◆ Try it ◆
Pull every line holding the word "through" from the data below and copy it.

◆ Dataset extract ◆
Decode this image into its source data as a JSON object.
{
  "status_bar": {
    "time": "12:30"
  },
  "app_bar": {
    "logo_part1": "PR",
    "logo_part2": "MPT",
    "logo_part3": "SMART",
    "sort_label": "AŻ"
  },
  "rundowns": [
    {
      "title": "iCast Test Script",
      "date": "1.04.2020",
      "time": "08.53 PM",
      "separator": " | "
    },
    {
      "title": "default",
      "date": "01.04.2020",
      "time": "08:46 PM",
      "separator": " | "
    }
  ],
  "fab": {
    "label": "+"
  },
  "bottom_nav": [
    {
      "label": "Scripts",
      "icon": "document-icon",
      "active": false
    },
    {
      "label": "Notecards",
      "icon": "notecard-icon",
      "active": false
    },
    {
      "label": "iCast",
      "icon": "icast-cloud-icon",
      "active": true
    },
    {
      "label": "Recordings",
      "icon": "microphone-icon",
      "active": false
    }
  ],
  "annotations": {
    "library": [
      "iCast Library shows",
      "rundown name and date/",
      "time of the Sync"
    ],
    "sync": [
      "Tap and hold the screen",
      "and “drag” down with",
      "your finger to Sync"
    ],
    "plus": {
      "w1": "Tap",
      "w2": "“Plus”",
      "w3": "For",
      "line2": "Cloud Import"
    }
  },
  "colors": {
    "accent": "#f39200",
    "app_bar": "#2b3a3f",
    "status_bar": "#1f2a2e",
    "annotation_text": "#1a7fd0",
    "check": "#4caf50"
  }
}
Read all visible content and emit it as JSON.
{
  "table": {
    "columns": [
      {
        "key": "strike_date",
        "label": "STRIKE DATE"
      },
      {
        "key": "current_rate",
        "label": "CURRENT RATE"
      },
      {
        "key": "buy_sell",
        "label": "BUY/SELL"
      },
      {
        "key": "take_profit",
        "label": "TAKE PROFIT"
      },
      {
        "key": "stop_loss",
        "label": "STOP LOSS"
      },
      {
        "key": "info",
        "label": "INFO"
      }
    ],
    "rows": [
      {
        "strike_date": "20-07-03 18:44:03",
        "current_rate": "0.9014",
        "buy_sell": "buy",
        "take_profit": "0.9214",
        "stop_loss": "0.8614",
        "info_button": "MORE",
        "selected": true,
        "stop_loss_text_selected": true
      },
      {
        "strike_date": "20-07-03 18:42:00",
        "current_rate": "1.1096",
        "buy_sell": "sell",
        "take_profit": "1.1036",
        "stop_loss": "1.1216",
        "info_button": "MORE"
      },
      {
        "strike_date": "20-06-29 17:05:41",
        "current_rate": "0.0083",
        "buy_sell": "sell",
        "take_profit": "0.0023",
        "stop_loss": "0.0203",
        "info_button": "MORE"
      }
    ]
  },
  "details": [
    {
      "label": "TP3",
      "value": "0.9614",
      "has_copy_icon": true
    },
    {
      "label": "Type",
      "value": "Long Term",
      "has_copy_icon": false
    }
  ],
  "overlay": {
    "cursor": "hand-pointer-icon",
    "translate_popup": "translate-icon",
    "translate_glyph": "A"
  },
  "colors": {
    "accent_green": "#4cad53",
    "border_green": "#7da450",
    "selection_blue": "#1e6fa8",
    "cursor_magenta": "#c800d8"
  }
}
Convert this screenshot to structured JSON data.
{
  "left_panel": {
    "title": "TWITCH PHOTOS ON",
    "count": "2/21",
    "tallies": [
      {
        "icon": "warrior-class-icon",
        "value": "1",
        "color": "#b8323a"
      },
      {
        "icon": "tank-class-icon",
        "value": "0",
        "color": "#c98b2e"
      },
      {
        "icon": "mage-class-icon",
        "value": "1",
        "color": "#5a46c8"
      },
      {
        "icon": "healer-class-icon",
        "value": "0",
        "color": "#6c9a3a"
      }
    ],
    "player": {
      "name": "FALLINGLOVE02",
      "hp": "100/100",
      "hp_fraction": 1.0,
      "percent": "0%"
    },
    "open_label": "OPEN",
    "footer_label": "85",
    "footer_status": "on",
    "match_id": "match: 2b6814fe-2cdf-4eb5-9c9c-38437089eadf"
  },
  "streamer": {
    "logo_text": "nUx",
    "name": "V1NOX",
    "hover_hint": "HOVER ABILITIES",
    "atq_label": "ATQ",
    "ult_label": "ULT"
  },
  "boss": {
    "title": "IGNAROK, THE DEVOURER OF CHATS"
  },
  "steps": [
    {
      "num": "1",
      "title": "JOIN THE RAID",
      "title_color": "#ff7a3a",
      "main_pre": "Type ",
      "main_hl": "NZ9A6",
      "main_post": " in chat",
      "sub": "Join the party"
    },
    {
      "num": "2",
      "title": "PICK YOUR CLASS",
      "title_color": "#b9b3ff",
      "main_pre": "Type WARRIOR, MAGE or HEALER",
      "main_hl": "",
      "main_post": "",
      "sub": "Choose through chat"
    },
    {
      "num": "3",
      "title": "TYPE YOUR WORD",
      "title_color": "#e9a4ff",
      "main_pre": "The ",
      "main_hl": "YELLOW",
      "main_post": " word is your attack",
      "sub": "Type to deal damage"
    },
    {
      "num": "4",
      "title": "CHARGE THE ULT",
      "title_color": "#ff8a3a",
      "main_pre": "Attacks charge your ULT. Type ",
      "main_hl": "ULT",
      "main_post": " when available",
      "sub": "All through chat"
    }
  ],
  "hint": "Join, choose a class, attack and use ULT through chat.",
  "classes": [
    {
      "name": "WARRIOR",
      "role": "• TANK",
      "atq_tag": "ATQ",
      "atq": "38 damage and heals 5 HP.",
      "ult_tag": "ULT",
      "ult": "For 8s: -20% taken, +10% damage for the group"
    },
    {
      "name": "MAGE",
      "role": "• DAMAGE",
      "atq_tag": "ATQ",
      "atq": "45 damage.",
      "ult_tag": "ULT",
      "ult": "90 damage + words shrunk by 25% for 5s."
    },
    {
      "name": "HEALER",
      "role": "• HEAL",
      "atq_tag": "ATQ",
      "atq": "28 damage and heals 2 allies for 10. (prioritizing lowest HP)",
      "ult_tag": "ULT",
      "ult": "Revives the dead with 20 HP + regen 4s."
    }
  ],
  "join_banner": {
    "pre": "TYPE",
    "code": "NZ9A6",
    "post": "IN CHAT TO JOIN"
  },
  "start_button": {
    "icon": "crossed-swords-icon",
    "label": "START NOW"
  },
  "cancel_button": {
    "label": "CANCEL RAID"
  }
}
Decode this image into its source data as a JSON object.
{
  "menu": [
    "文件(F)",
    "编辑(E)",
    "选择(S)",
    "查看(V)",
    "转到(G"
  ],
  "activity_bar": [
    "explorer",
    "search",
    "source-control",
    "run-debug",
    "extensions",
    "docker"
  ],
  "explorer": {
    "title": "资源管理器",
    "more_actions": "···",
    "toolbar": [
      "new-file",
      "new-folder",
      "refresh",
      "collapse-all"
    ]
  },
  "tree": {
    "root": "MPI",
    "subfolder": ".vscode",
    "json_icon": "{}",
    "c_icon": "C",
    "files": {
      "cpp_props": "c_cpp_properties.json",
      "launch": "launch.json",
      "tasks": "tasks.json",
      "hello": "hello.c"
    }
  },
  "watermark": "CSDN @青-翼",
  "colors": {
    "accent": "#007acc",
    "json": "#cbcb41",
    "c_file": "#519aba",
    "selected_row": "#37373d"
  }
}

◆ Answer box ◆
      "sub": "Choose through chat"
      "sub": "All through chat"
  "hint": "Join, choose a class, attack and use ULT through chat.",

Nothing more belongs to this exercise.